Material to process
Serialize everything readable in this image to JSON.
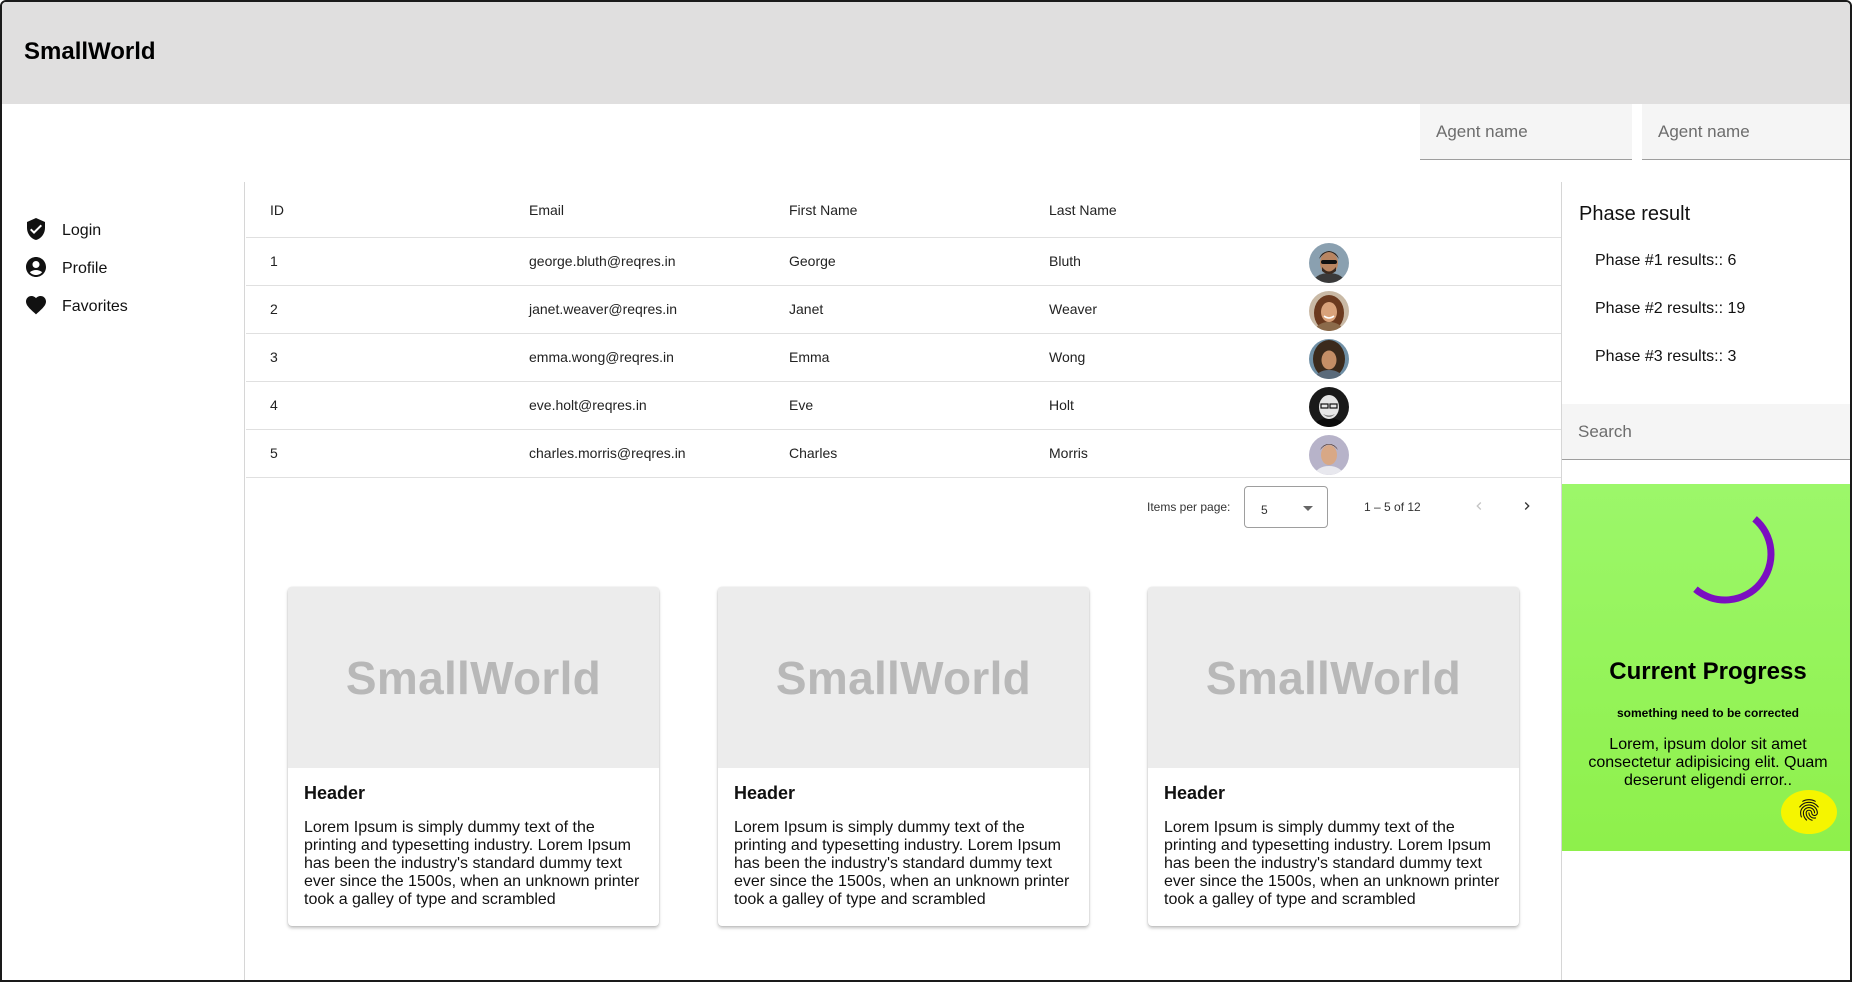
{
  "app": {
    "title": "SmallWorld"
  },
  "header": {
    "agent_fields": [
      {
        "placeholder": "Agent name"
      },
      {
        "placeholder": "Agent name"
      }
    ]
  },
  "sidebar": {
    "items": [
      {
        "label": "Login",
        "icon": "shield-check-icon"
      },
      {
        "label": "Profile",
        "icon": "account-circle-icon"
      },
      {
        "label": "Favorites",
        "icon": "heart-icon"
      }
    ]
  },
  "table": {
    "columns": [
      "ID",
      "Email",
      "First Name",
      "Last Name"
    ],
    "rows": [
      {
        "id": "1",
        "email": "george.bluth@reqres.in",
        "first": "George",
        "last": "Bluth",
        "avatar": "avatar-george"
      },
      {
        "id": "2",
        "email": "janet.weaver@reqres.in",
        "first": "Janet",
        "last": "Weaver",
        "avatar": "avatar-janet"
      },
      {
        "id": "3",
        "email": "emma.wong@reqres.in",
        "first": "Emma",
        "last": "Wong",
        "avatar": "avatar-emma"
      },
      {
        "id": "4",
        "email": "eve.holt@reqres.in",
        "first": "Eve",
        "last": "Holt",
        "avatar": "avatar-eve"
      },
      {
        "id": "5",
        "email": "charles.morris@reqres.in",
        "first": "Charles",
        "last": "Morris",
        "avatar": "avatar-charles"
      }
    ],
    "paginator": {
      "items_per_page_label": "Items per page:",
      "page_size": "5",
      "range": "1 – 5 of 12"
    }
  },
  "cards": [
    {
      "image_text": "SmallWorld",
      "header": "Header",
      "body": "Lorem Ipsum is simply dummy text of the printing and typesetting industry. Lorem Ipsum has been the industry's standard dummy text ever since the 1500s, when an unknown printer took a galley of type and scrambled"
    },
    {
      "image_text": "SmallWorld",
      "header": "Header",
      "body": "Lorem Ipsum is simply dummy text of the printing and typesetting industry. Lorem Ipsum has been the industry's standard dummy text ever since the 1500s, when an unknown printer took a galley of type and scrambled"
    },
    {
      "image_text": "SmallWorld",
      "header": "Header",
      "body": "Lorem Ipsum is simply dummy text of the printing and typesetting industry. Lorem Ipsum has been the industry's standard dummy text ever since the 1500s, when an unknown printer took a galley of type and scrambled"
    }
  ],
  "phase": {
    "title": "Phase result",
    "items": [
      "Phase #1 results:: 6",
      "Phase #2 results:: 19",
      "Phase #3 results:: 3"
    ]
  },
  "search": {
    "placeholder": "Search"
  },
  "progress": {
    "title": "Current Progress",
    "subtitle": "something need to be corrected",
    "body": "Lorem, ipsum dolor sit amet consectetur adipisicing elit. Quam deserunt eligendi error..",
    "fab_icon": "fingerprint-icon",
    "spinner_color": "#7b0fc0",
    "background_color": "#95f45c",
    "fab_color": "#f5f500"
  }
}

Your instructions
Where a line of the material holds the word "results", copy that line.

Reply to the exercise
      "Phase #1 results:: 6",
      "Phase #2 results:: 19",
      "Phase #3 results:: 3"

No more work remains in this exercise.